── Exercise data

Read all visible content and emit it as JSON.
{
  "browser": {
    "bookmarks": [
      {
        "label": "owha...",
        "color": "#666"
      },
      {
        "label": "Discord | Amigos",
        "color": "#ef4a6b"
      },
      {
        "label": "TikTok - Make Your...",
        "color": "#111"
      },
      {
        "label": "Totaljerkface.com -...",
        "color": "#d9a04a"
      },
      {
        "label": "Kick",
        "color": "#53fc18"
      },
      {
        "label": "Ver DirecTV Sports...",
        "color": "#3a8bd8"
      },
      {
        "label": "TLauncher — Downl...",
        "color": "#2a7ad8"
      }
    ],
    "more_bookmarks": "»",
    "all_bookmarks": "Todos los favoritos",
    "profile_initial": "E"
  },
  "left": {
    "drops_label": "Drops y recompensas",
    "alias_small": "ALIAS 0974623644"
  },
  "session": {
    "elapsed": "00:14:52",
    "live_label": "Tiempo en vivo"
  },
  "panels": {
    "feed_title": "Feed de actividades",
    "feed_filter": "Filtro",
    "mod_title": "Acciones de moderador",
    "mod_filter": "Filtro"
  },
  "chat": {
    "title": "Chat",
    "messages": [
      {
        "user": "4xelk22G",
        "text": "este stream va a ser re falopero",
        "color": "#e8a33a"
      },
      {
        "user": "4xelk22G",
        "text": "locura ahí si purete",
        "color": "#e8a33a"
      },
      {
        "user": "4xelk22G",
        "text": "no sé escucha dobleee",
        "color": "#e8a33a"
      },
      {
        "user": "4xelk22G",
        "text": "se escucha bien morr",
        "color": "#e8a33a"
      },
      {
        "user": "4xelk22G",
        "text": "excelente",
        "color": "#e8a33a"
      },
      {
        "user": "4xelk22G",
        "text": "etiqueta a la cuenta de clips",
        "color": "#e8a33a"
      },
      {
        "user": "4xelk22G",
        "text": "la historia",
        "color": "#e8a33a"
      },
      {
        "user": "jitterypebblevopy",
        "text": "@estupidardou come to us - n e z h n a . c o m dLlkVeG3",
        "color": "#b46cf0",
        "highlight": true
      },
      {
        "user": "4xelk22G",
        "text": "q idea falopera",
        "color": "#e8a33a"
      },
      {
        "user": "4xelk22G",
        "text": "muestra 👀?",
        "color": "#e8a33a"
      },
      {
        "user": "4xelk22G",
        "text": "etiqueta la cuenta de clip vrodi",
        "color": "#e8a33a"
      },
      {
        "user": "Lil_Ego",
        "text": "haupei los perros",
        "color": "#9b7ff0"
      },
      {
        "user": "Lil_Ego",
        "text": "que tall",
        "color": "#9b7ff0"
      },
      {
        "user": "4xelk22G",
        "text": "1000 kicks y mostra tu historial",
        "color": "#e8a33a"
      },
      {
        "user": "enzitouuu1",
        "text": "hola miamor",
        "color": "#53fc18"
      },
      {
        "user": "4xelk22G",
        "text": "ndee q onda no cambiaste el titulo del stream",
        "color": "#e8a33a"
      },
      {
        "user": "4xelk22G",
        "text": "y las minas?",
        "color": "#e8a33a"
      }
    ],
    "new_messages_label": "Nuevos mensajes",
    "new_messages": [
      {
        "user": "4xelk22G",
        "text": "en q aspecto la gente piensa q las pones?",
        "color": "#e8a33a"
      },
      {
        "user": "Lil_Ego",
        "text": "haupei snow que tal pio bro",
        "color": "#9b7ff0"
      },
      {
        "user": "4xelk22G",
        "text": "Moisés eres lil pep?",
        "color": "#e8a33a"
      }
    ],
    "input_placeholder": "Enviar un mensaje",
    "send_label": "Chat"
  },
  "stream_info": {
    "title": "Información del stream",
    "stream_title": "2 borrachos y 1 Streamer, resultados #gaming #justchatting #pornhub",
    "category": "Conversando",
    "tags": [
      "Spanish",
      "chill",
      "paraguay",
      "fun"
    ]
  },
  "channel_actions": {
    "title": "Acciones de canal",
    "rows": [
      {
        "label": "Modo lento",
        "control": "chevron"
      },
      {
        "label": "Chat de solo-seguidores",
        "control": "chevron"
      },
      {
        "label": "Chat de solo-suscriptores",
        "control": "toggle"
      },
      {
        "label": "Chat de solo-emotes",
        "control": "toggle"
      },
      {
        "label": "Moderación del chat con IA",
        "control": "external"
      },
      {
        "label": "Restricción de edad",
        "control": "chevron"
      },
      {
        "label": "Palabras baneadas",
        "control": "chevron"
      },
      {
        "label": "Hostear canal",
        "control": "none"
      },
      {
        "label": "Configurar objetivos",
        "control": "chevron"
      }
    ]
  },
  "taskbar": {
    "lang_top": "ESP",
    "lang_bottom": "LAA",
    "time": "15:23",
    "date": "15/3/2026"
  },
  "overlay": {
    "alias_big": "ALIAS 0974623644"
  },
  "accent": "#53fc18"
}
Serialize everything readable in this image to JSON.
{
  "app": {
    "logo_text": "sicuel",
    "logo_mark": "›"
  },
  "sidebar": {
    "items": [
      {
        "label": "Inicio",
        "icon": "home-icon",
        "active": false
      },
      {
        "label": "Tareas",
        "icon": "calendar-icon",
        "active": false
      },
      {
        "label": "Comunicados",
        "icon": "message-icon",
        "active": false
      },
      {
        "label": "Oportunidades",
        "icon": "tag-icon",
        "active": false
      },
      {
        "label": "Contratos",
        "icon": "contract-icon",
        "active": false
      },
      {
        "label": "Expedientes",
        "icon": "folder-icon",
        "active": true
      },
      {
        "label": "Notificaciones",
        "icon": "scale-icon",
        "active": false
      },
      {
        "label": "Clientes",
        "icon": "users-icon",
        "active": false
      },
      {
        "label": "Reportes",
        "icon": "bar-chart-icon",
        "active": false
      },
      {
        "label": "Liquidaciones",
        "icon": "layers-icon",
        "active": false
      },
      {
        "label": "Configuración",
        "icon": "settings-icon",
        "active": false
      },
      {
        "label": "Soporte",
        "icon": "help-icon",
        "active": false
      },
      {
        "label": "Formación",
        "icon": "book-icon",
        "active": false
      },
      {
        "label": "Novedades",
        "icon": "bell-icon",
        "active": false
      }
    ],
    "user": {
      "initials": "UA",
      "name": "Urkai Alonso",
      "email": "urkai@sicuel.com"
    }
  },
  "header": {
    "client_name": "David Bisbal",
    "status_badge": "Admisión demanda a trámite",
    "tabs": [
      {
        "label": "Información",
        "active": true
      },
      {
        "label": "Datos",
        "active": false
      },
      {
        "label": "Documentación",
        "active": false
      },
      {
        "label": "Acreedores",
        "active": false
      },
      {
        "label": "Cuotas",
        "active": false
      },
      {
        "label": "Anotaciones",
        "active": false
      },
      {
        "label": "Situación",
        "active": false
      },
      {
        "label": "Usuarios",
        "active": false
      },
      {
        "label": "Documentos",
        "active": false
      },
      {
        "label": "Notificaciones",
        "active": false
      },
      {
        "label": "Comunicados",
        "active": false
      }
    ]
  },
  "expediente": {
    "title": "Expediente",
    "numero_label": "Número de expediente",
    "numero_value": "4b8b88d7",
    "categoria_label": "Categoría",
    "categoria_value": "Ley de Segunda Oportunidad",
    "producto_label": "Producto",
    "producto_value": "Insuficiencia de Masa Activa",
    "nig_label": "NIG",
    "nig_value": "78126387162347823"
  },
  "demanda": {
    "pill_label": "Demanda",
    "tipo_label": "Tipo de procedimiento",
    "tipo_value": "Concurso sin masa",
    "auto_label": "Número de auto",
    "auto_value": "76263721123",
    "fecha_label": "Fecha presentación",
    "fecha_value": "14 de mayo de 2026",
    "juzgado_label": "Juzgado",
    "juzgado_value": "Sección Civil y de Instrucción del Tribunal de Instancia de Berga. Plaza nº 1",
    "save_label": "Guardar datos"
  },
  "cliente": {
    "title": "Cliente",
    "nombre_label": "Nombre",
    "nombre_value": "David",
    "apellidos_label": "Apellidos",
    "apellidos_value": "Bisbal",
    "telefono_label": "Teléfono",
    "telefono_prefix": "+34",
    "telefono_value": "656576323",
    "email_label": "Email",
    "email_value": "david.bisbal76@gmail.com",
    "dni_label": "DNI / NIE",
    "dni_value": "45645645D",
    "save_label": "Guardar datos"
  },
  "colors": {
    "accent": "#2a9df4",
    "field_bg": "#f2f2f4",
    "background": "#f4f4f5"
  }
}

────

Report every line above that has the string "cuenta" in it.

        "text": "etiqueta a la cuenta de clips",
        "text": "etiqueta la cuenta de clip vrodi",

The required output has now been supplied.